Good hand and respiratory hygiene are important for stopping the spread of many bugs. By teaching your child how to wash their hands properly with soap for 20 seconds, using a tissue to catch coughs and sneezes, and keeping away from others when feeling unwell, they will be able to reduce the risk of picking up or spreading infection.
Healthcare professionals should note the higher circulating rate this winter, and ‘think Group A Strep’.
UKHSA has stated that clinicians should maintain a high index of suspicion in relevant patients as early recognition and prompt initiation of specific and supportive therapy can make a significant difference.
Urgent notification to UKHSA Health Protection Teams of scarlet fever and iGAS infection is essential to facilitate immediate public health actions including contact tracing.
Demand for penicillin and amoxicillin has increased in recent days as the number of cases of Strep A has risen.

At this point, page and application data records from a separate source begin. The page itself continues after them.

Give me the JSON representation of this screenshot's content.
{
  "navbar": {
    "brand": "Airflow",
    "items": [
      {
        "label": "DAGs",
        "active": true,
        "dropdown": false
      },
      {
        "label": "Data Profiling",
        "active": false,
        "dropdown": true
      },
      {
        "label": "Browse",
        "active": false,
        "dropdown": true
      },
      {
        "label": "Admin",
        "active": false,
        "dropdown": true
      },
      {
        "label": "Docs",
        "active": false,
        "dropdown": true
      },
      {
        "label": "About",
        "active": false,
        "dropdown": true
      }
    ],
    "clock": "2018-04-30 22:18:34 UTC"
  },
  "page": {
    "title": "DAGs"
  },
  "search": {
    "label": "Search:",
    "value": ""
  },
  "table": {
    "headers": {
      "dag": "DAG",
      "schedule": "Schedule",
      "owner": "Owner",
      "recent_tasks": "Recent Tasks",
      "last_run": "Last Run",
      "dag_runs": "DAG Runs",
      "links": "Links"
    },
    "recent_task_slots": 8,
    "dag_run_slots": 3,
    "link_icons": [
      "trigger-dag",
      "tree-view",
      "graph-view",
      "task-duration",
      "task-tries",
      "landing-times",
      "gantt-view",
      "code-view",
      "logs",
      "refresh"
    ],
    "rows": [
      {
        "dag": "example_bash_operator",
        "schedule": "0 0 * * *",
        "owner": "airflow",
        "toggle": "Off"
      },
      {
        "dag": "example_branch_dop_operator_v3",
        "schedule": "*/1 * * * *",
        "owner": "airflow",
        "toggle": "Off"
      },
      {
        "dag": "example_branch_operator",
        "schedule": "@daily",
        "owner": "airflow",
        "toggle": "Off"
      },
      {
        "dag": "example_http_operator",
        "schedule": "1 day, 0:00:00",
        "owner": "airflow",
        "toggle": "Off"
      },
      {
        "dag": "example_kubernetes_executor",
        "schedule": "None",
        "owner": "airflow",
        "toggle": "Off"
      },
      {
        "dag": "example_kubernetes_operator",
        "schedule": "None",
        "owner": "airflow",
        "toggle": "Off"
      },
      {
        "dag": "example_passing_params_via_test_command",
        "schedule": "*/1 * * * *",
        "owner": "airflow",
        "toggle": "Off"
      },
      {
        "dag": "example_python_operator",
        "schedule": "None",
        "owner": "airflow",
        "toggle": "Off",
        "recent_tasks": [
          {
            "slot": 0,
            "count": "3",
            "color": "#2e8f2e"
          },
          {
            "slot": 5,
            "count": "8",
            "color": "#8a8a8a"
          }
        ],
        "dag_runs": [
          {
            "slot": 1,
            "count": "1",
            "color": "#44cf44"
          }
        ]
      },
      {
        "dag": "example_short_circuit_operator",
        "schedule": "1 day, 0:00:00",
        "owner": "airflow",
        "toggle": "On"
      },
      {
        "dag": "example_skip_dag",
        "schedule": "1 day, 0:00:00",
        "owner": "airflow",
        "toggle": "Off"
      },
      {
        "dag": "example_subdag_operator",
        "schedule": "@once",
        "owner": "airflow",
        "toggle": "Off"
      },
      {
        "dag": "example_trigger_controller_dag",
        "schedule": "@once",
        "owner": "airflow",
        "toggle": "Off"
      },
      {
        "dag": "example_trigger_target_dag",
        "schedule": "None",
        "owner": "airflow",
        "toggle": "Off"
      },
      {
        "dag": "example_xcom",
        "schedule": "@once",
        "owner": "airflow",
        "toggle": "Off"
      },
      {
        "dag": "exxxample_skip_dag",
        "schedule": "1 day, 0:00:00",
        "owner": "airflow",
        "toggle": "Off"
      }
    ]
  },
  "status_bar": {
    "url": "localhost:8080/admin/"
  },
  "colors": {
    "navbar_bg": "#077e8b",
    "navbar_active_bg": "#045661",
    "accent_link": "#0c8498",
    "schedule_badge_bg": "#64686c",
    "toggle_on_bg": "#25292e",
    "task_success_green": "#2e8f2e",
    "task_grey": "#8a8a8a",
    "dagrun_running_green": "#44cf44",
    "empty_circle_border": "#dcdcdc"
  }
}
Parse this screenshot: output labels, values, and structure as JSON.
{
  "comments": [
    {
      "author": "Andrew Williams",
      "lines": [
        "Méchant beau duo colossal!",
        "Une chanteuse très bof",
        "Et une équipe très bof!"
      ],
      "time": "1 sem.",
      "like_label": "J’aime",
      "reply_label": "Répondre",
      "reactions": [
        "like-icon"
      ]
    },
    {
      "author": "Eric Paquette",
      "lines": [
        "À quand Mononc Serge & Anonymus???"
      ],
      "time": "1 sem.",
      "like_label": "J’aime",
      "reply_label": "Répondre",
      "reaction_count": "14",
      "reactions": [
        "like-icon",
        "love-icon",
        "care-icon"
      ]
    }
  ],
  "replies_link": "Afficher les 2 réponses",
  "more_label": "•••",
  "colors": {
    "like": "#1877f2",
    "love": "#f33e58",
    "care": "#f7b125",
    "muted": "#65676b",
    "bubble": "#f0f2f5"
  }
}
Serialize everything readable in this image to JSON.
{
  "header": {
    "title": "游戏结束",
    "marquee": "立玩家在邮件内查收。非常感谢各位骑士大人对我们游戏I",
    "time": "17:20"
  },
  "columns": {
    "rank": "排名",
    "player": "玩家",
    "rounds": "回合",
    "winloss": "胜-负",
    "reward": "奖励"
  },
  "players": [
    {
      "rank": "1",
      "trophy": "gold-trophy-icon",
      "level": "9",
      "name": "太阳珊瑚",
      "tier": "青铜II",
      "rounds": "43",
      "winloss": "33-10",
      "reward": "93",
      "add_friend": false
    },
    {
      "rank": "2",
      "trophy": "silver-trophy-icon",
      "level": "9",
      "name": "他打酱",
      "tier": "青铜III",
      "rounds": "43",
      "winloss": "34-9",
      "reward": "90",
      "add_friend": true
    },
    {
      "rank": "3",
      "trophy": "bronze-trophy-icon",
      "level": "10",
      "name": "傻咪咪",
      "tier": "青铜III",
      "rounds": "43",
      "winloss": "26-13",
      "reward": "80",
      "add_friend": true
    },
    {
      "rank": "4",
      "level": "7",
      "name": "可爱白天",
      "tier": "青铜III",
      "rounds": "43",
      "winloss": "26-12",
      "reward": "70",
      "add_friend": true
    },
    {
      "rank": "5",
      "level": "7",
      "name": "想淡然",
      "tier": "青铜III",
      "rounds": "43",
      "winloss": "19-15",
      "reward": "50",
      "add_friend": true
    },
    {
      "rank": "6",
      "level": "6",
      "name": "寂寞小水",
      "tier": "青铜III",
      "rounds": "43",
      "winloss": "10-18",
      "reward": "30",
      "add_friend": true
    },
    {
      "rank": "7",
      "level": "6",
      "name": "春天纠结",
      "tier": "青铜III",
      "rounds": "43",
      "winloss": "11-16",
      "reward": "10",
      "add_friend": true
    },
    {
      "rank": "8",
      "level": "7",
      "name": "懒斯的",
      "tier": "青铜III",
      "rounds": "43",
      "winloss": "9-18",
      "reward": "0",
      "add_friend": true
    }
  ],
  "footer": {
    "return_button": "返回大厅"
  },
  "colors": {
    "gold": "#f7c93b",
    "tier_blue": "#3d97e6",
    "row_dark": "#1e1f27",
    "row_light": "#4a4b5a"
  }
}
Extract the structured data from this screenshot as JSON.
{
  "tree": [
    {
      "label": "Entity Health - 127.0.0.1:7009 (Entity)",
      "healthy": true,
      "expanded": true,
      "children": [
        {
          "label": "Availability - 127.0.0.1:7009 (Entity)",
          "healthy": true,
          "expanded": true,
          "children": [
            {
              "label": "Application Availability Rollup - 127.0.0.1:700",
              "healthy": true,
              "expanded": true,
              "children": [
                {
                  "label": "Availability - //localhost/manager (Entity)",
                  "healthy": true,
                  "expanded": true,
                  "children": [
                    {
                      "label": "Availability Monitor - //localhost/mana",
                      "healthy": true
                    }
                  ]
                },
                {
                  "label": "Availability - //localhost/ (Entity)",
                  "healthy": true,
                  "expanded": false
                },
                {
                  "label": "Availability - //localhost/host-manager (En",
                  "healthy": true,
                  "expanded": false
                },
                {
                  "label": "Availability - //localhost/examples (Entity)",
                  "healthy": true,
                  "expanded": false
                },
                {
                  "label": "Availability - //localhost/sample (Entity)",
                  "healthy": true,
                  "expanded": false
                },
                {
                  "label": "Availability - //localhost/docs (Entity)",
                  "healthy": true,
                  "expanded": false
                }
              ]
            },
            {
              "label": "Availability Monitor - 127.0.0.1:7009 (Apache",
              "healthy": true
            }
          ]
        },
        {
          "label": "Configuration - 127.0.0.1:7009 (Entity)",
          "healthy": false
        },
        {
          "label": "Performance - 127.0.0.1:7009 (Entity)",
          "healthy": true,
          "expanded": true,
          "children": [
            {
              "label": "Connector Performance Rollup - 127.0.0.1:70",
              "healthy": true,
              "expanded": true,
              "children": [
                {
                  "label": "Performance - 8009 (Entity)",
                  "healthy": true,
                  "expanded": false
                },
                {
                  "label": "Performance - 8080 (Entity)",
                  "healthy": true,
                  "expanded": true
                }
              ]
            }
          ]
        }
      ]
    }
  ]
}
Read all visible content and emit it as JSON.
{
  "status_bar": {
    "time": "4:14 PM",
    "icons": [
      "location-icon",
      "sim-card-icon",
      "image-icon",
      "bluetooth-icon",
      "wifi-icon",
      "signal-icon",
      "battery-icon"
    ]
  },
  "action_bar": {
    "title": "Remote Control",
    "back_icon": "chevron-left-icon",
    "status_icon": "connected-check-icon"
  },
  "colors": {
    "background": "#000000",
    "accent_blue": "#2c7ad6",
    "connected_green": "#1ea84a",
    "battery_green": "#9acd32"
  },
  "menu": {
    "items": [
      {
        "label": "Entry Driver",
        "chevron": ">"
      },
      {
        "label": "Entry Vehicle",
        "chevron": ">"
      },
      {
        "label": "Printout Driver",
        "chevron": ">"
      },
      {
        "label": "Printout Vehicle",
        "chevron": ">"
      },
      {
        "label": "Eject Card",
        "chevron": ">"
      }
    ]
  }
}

Healthcare professionals may need to prescribe tablets and capsules and provide guidance on how children could be encouraged to swallow these. See our Medicines for Children website for advice on children swallow pills.
You can report any medicine shortages to the Department of Health and Social Care (DHSC) through the Discontinuations and Shortages (DaSH) portal.
“During any winter period colds, flus and bugs are widespread. But with the recent increase in Strep A cases, it’s no wonder that parents are very worried. We would like to reassure parents and carers that this specific infection is both common and treatable. In fact, the majority of children will recover on their own without the need for antibiotics.
“The UKHSA are monitoring the situation closely and healthcare professionals are now on high alert for any potential cases of Strep A and scarlet fever. As always, if parents are worried about their child’s health, we would urge that they seek medical assistance from a pharmacist, their GP or by calling 111 as a first port of call.”
RCPCH President, Dr Camilla Kingdon
RCEM President, Dr Adrian Boyle
RCGP President, Prof Kamila Hawthorne